# AIM OF THE TASK
Go through the material below, find each line with the word "title", and copy those lines.

# PROVIDED RECORDS
......
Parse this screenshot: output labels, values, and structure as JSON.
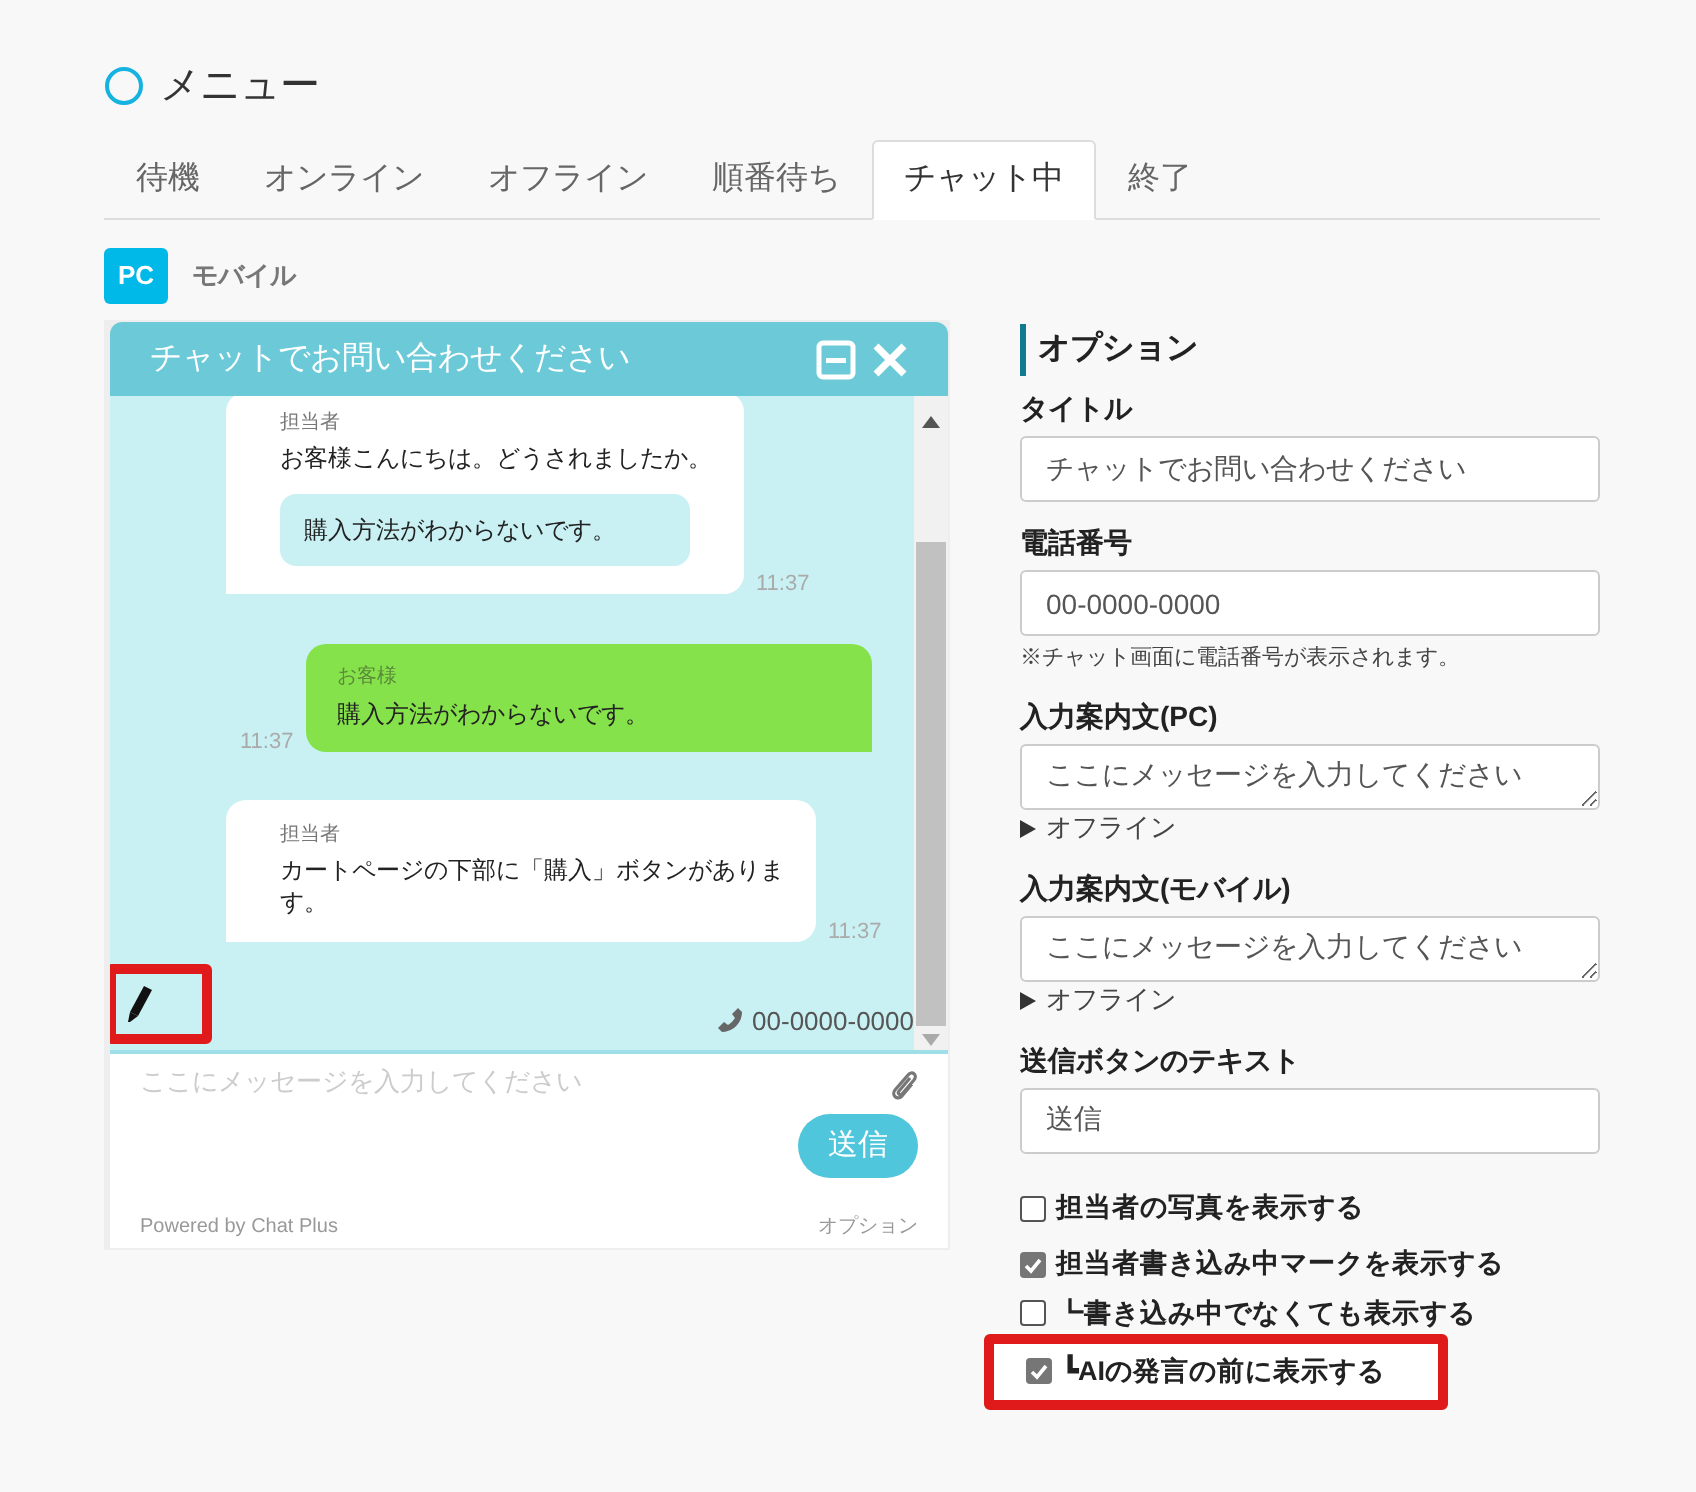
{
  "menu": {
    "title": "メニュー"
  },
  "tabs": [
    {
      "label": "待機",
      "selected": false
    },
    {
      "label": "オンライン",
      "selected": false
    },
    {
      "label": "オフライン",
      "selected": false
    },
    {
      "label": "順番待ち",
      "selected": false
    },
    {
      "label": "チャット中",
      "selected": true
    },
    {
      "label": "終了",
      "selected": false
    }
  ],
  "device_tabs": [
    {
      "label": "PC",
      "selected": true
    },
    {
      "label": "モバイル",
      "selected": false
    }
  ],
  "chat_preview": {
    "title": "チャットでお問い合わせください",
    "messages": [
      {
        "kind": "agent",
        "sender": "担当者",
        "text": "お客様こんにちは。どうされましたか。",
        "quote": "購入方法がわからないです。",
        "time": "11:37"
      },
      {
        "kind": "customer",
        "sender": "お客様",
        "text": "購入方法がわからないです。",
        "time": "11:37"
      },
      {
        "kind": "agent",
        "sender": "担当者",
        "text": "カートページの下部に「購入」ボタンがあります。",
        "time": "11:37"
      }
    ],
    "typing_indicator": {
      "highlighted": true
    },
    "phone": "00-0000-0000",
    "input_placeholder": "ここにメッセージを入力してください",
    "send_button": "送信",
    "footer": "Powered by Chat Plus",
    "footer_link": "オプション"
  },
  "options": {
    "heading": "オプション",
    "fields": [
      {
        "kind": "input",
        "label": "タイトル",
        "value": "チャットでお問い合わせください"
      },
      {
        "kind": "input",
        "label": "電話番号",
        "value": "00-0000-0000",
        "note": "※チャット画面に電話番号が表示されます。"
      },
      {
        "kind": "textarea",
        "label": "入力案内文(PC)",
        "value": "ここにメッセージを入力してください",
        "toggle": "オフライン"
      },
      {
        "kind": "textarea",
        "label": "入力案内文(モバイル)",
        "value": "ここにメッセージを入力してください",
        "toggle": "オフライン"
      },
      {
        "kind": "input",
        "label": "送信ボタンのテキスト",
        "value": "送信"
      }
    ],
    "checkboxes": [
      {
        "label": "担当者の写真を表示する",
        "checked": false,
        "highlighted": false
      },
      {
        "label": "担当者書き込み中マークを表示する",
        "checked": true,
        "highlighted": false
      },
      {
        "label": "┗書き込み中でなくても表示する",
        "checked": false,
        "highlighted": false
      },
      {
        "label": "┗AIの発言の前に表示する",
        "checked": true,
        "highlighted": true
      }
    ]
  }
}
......
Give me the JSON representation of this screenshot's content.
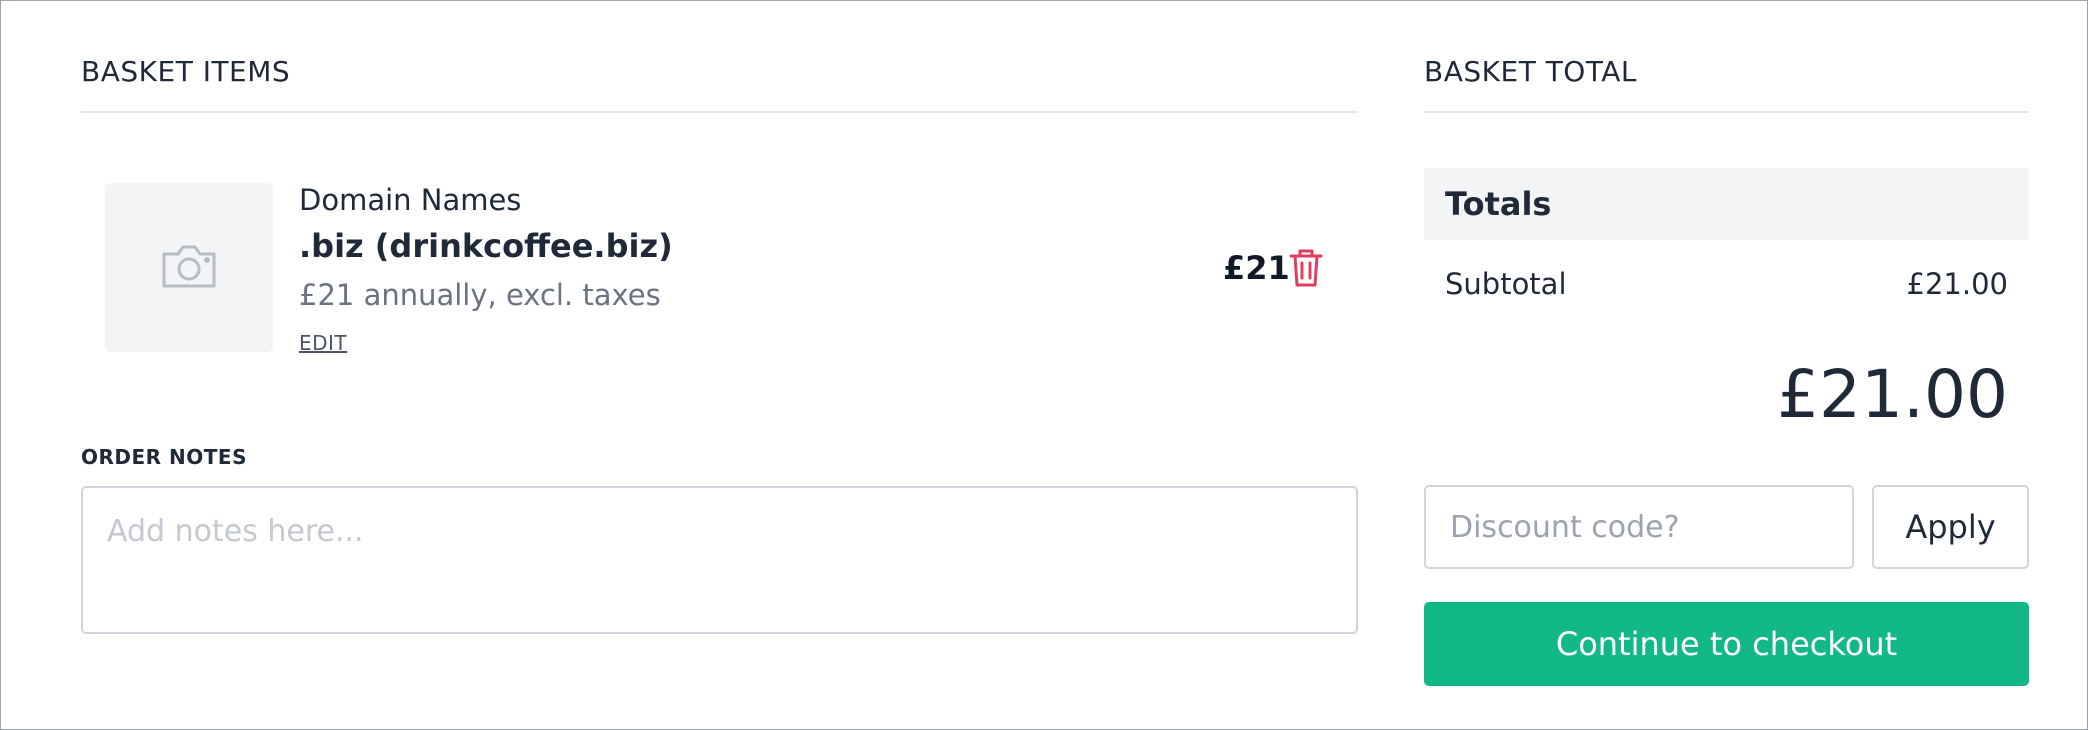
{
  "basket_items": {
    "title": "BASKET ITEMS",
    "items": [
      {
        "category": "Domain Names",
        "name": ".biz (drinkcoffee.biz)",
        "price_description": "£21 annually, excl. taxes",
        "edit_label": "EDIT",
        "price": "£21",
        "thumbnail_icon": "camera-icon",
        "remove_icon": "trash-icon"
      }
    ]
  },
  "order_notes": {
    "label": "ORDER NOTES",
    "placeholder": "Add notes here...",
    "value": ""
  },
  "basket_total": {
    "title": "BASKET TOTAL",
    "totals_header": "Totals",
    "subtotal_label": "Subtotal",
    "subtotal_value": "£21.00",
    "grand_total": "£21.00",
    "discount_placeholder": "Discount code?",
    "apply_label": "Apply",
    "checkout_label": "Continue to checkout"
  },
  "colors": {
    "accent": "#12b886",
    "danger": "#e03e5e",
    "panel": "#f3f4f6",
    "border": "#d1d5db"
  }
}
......
# SOLVED EXERCISE
    "title": "メニュー"
    "title": "チャットでお問い合わせください",
    "title": "BASKET ITEMS",
    "title": "BASKET TOTAL",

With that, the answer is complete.